- The problem -
Where a record contains an image, leave the image out and print the rest exactly.

======== Dataset ========

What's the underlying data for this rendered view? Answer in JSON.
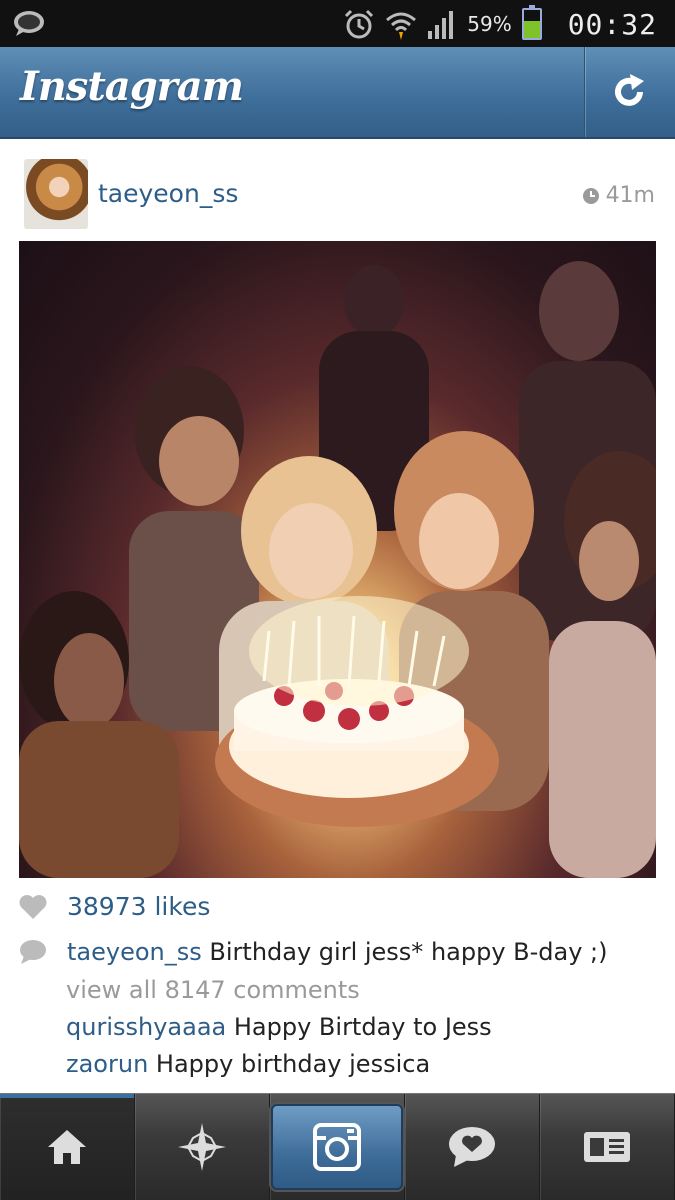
{
  "status_bar": {
    "battery_percent": "59%",
    "battery_level": 0.59,
    "time": "00:32"
  },
  "header": {
    "app_title": "Instagram"
  },
  "post": {
    "username": "taeyeon_ss",
    "time_ago": "41m",
    "likes": "38973 likes",
    "caption_username": "taeyeon_ss",
    "caption_text": "Birthday girl jess* happy B-day ;)",
    "view_all_comments": "view all 8147 comments",
    "comments": [
      {
        "username": "qurisshyaaaa",
        "text": "Happy Birtday to Jess"
      },
      {
        "username": "zaorun",
        "text": "Happy birthday jessica"
      }
    ]
  },
  "bottom_nav": {
    "items": [
      "home-icon",
      "explore-icon",
      "camera-icon",
      "news-icon",
      "profile-icon"
    ],
    "active": "home-icon"
  },
  "colors": {
    "accent": "#3f6f9b",
    "link": "#2d5d88",
    "muted": "#9a9a9a",
    "battery": "#7ec32a"
  }
}
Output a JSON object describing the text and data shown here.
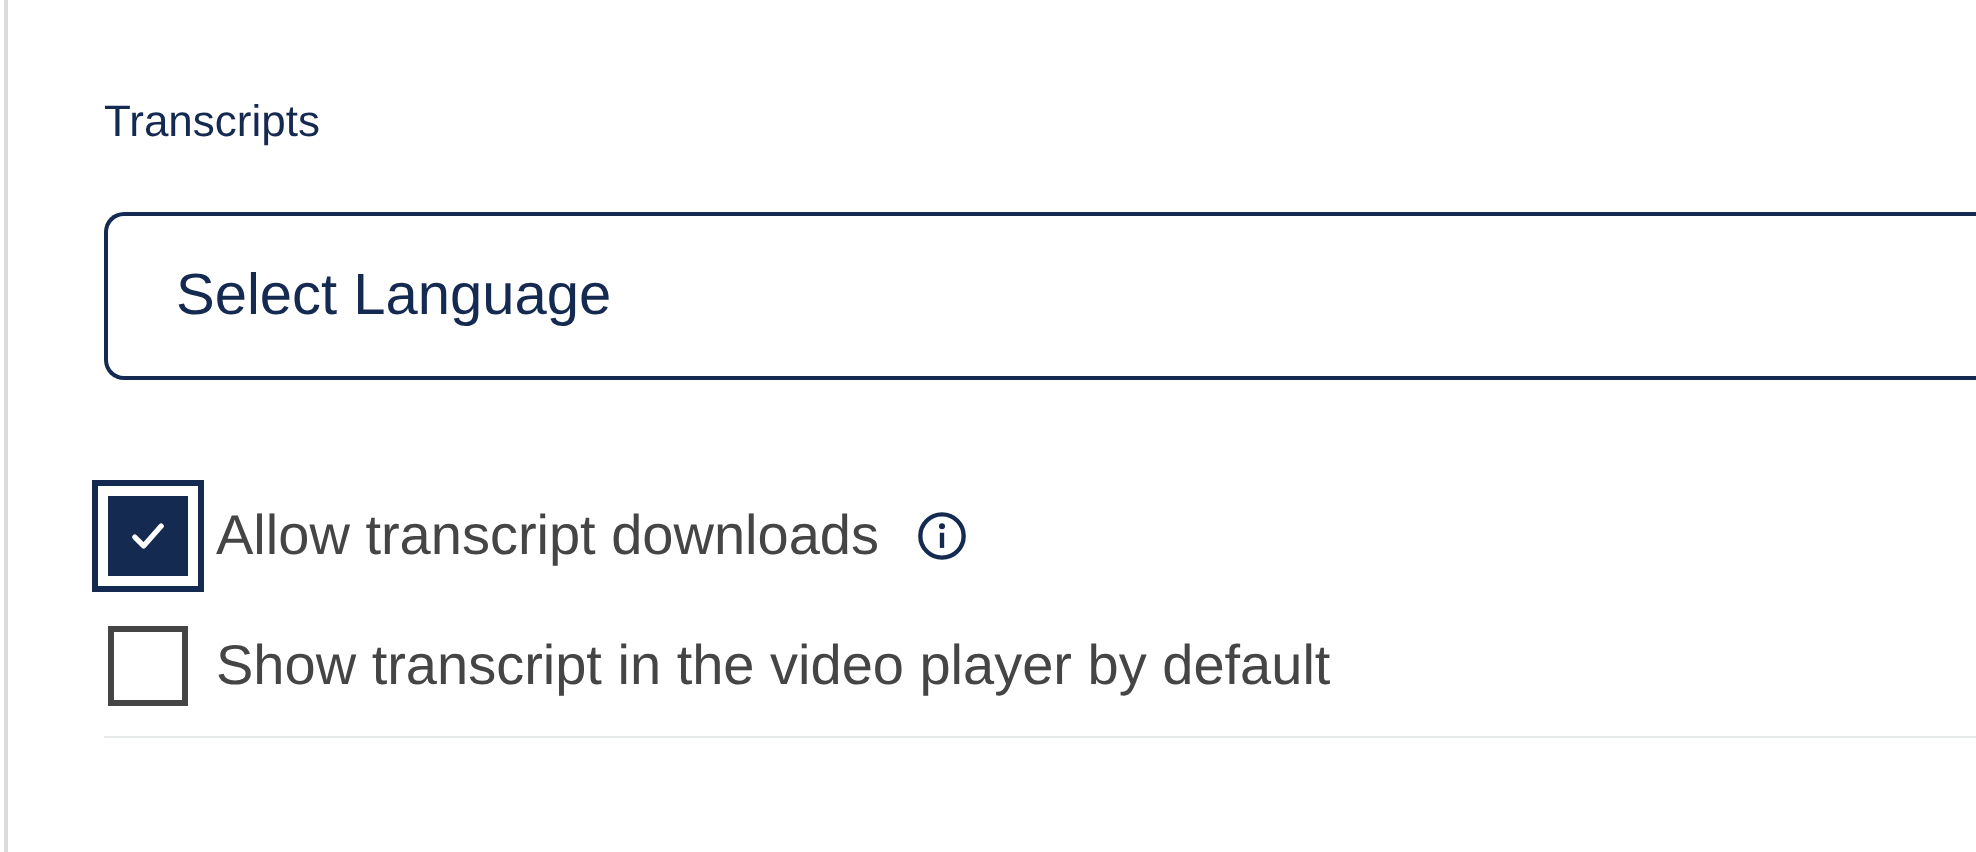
{
  "section": {
    "title": "Transcripts"
  },
  "language_select": {
    "value": "Select Language"
  },
  "options": [
    {
      "label": "Allow transcript downloads",
      "checked": true,
      "focused": true,
      "info": true
    },
    {
      "label": "Show transcript in the video player by default",
      "checked": false,
      "focused": false,
      "info": false
    }
  ]
}
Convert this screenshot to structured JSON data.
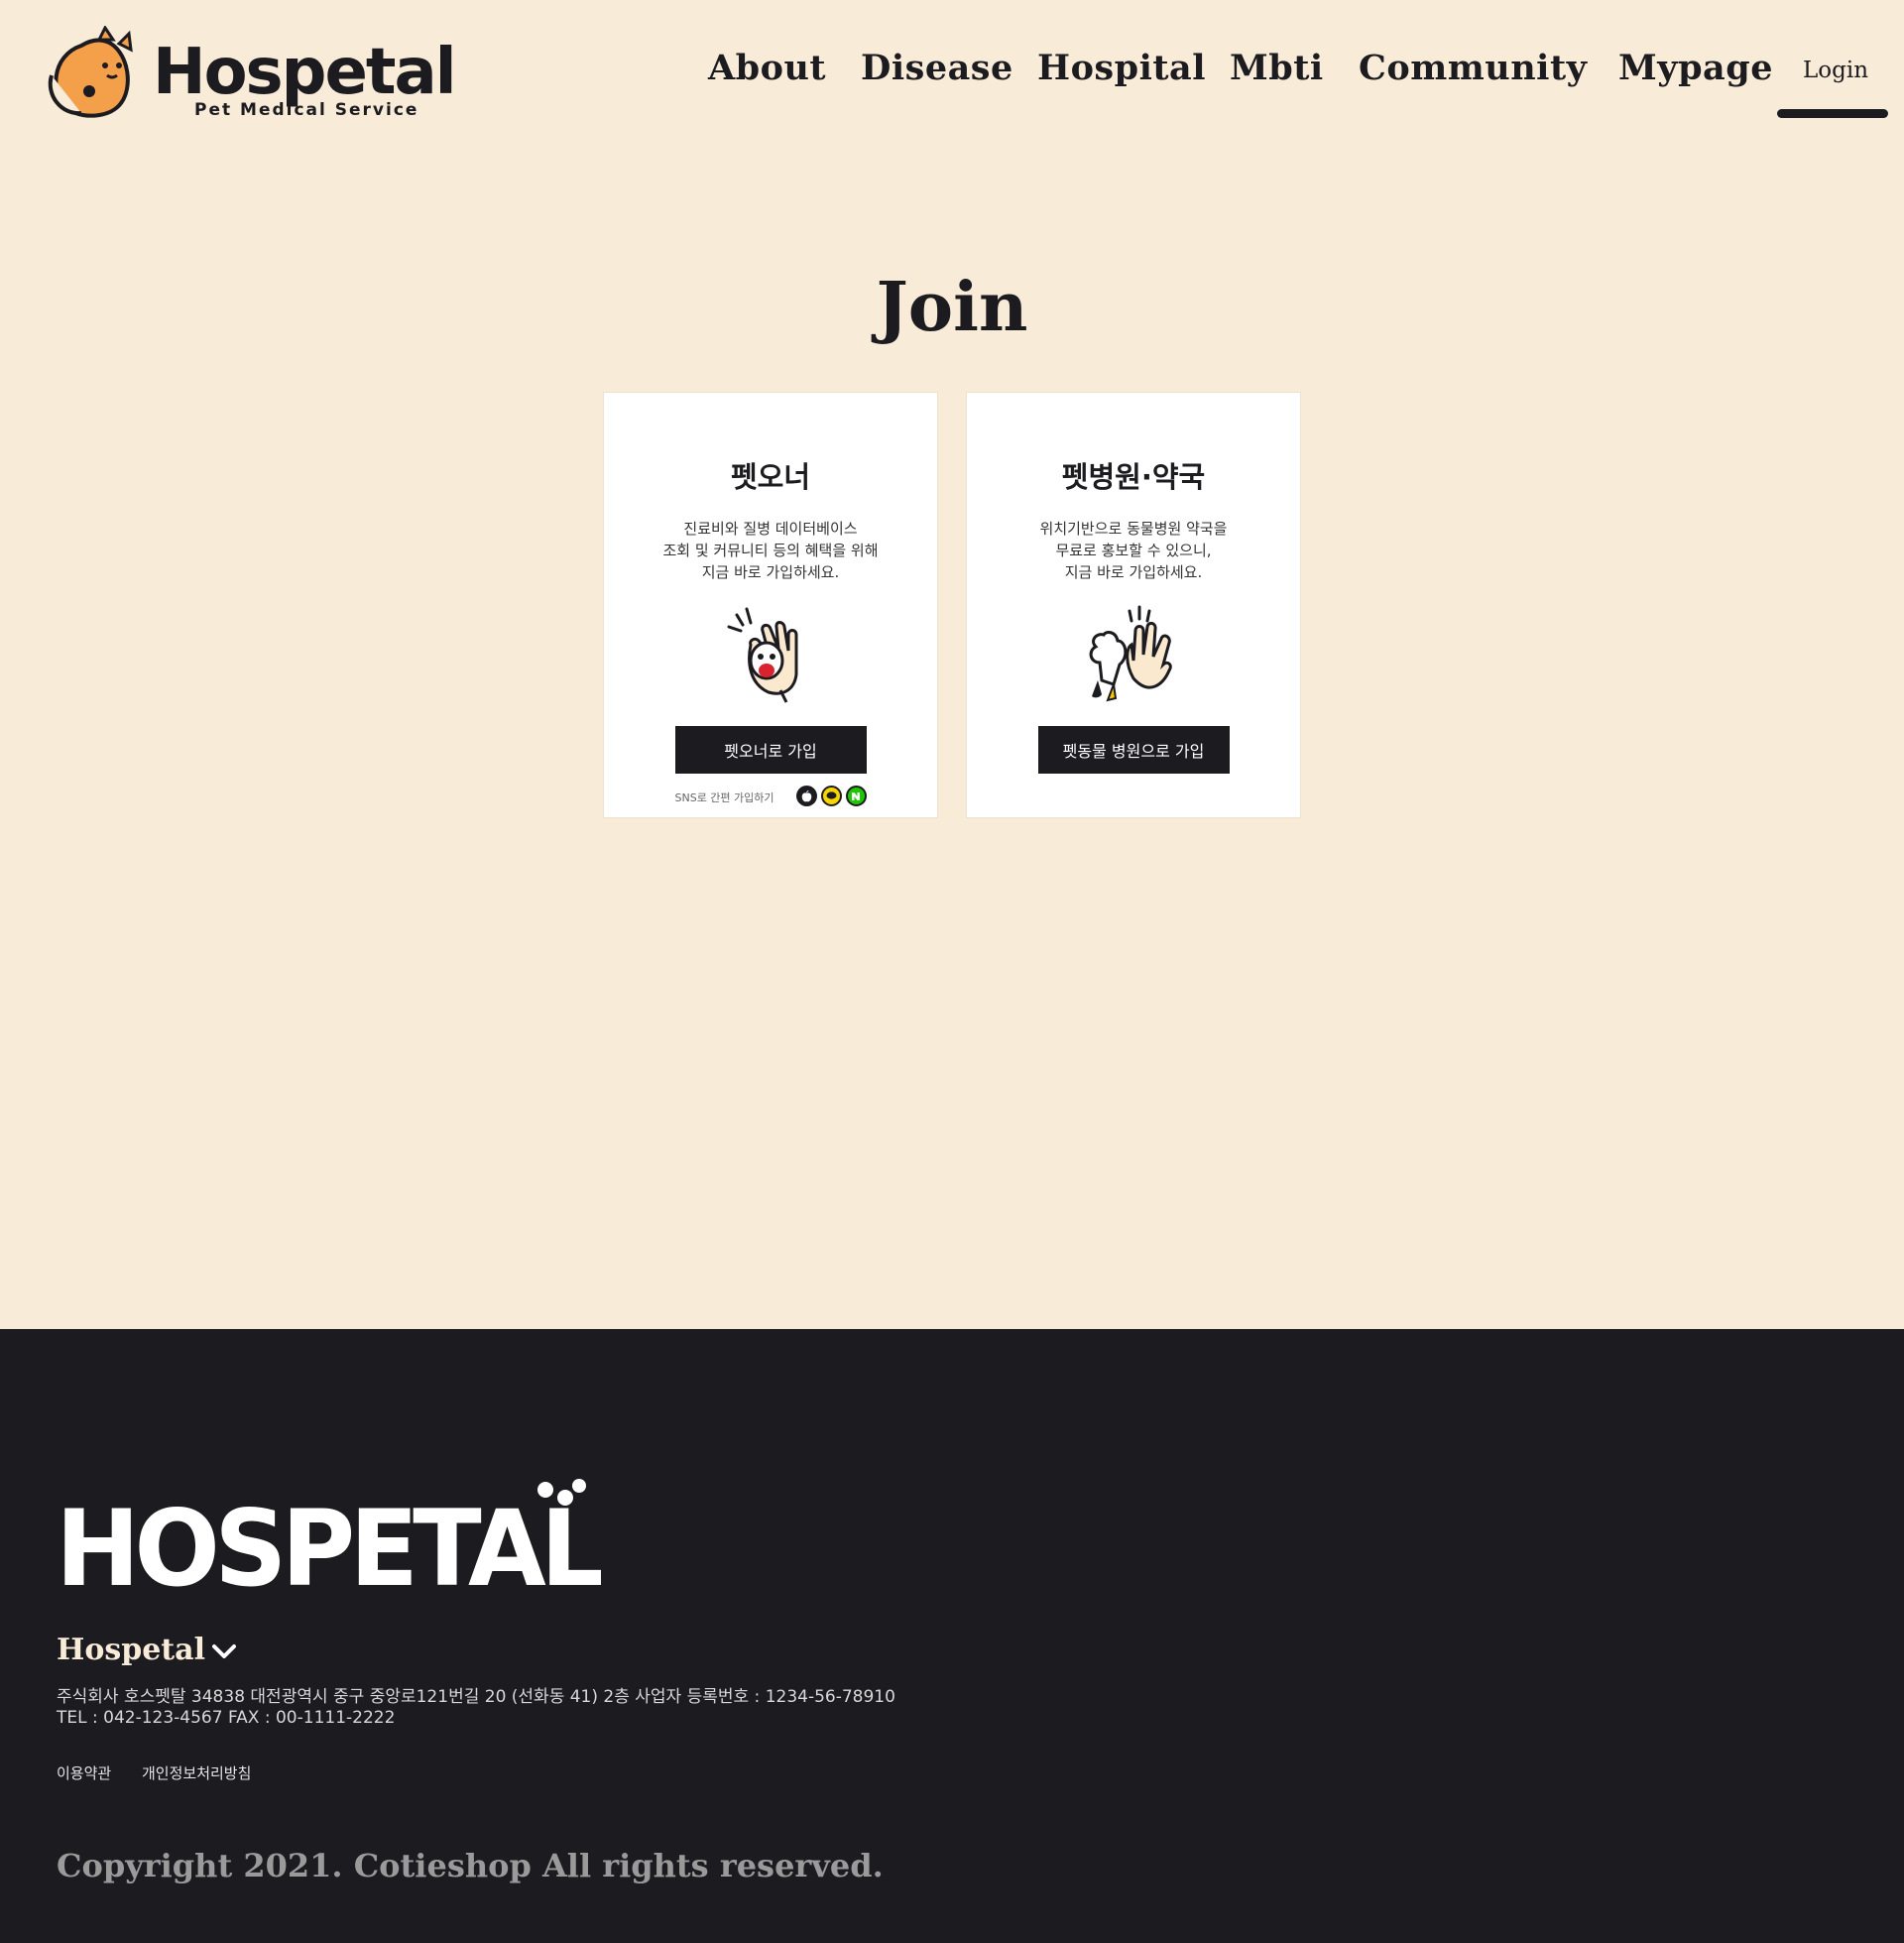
{
  "header": {
    "logo_text": "Hospetal",
    "logo_tagline": "Pet Medical Service",
    "nav": [
      "About",
      "Disease",
      "Hospital",
      "Mbti",
      "Community",
      "Mypage"
    ],
    "login": "Login"
  },
  "join": {
    "title": "Join",
    "cards": [
      {
        "title": "펫오너",
        "desc": [
          "진료비와 질병 데이터베이스",
          "조회 및 커뮤니티 등의 혜택을 위해",
          "지금 바로 가입하세요."
        ],
        "button": "펫오너로 가입",
        "sns_label": "SNS로 간편 가입하기",
        "sns_icons": [
          "apple-icon",
          "kakao-icon",
          "naver-icon"
        ]
      },
      {
        "title": "펫병원·약국",
        "desc": [
          "위치기반으로 동물병원 약국을",
          "무료로 홍보할 수 있으니,",
          "지금 바로 가입하세요."
        ],
        "button": "펫동물 병원으로 가입"
      }
    ]
  },
  "footer": {
    "logo_text": "HOSPETAL",
    "brand": "Hospetal",
    "address": "주식회사 호스펫탈 34838 대전광역시 중구 중앙로121번길 20 (선화동 41) 2층  사업자 등록번호 : 1234-56-78910",
    "contact": "TEL : 042-123-4567 FAX : 00-1111-2222",
    "links": [
      "이용약관",
      "개인정보처리방침"
    ],
    "copyright": "Copyright 2021. Cotieshop All rights reserved."
  },
  "colors": {
    "background": "#f8ebd8",
    "dark": "#1c1b20",
    "accent_orange": "#f4a04a",
    "kakao": "#f7d600",
    "naver": "#1ec800"
  }
}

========

- Answer section -
What's the underlying data for this rendered view? Answer in JSON.
{
  "status_bar": {
    "battery_percent": "59%",
    "battery_level": 0.59,
    "time": "00:32"
  },
  "header": {
    "app_title": "Instagram"
  },
  "post": {
    "username": "taeyeon_ss",
    "time_ago": "41m",
    "likes": "38973 likes",
    "caption_username": "taeyeon_ss",
    "caption_text": "Birthday girl jess* happy B-day ;)",
    "view_all_comments": "view all 8147 comments",
    "comments": [
      {
        "username": "qurisshyaaaa",
        "text": "Happy Birtday to Jess"
      },
      {
        "username": "zaorun",
        "text": "Happy birthday jessica"
      }
    ]
  },
  "bottom_nav": {
    "items": [
      "home-icon",
      "explore-icon",
      "camera-icon",
      "news-icon",
      "profile-icon"
    ],
    "active": "home-icon"
  },
  "colors": {
    "accent": "#3f6f9b",
    "link": "#2d5d88",
    "muted": "#9a9a9a",
    "battery": "#7ec32a"
  }
}
Output a JSON object describing the text and data shown here.
{
  "section": {
    "title": "Transcripts"
  },
  "language_select": {
    "value": "Select Language"
  },
  "options": [
    {
      "label": "Allow transcript downloads",
      "checked": true,
      "focused": true,
      "info": true
    },
    {
      "label": "Show transcript in the video player by default",
      "checked": false,
      "focused": false,
      "info": false
    }
  ]
}
Convert this screenshot to structured JSON data.
{
  "header": {
    "logo_text": "Hospetal",
    "logo_tagline": "Pet Medical Service",
    "nav": [
      "About",
      "Disease",
      "Hospital",
      "Mbti",
      "Community",
      "Mypage"
    ],
    "login": "Login"
  },
  "join": {
    "title": "Join",
    "cards": [
      {
        "title": "펫오너",
        "desc": [
          "진료비와 질병 데이터베이스",
          "조회 및 커뮤니티 등의 혜택을 위해",
          "지금 바로 가입하세요."
        ],
        "button": "펫오너로 가입",
        "sns_label": "SNS로 간편 가입하기",
        "sns_icons": [
          "apple-icon",
          "kakao-icon",
          "naver-icon"
        ]
      },
      {
        "title": "펫병원·약국",
        "desc": [
          "위치기반으로 동물병원 약국을",
          "무료로 홍보할 수 있으니,",
          "지금 바로 가입하세요."
        ],
        "button": "펫동물 병원으로 가입"
      }
    ]
  },
  "footer": {
    "logo_text": "HOSPETAL",
    "brand": "Hospetal",
    "address": "주식회사 호스펫탈 34838 대전광역시 중구 중앙로121번길 20 (선화동 41) 2층  사업자 등록번호 : 1234-56-78910",
    "contact": "TEL : 042-123-4567 FAX : 00-1111-2222",
    "links": [
      "이용약관",
      "개인정보처리방침"
    ],
    "copyright": "Copyright 2021. Cotieshop All rights reserved."
  },
  "colors": {
    "background": "#f8ebd8",
    "dark": "#1c1b20",
    "accent_orange": "#f4a04a",
    "kakao": "#f7d600",
    "naver": "#1ec800"
  }
}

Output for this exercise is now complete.